[Start of Attachment]
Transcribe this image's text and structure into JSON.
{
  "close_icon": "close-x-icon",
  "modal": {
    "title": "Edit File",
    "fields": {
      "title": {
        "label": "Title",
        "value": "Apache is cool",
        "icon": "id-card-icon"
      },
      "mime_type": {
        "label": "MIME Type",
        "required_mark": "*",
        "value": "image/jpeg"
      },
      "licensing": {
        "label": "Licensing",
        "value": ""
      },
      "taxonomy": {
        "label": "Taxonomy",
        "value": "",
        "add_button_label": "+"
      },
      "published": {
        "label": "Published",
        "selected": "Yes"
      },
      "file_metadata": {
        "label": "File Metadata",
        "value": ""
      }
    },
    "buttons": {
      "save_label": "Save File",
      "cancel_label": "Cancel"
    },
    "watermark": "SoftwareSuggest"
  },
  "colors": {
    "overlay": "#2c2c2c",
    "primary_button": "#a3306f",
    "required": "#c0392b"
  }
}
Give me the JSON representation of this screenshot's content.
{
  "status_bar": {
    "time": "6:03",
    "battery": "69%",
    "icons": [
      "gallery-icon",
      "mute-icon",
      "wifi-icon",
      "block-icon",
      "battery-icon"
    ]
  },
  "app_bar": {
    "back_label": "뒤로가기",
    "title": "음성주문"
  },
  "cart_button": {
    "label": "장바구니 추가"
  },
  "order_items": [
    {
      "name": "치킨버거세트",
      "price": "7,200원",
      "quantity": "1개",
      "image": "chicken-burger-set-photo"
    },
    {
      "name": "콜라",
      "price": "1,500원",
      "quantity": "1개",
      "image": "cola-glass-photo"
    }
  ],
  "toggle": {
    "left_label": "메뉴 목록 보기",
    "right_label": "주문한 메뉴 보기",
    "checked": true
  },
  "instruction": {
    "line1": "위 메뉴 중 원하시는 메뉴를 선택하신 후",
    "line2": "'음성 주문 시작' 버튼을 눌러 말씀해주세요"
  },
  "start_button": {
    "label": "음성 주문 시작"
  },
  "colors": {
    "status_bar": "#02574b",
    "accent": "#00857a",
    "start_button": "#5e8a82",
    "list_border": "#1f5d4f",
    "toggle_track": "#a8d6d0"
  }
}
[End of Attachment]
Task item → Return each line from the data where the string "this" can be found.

Written solution →
Transcribe this image's text and structure into JSON.
Give me the JSON representation of this screenshot's content.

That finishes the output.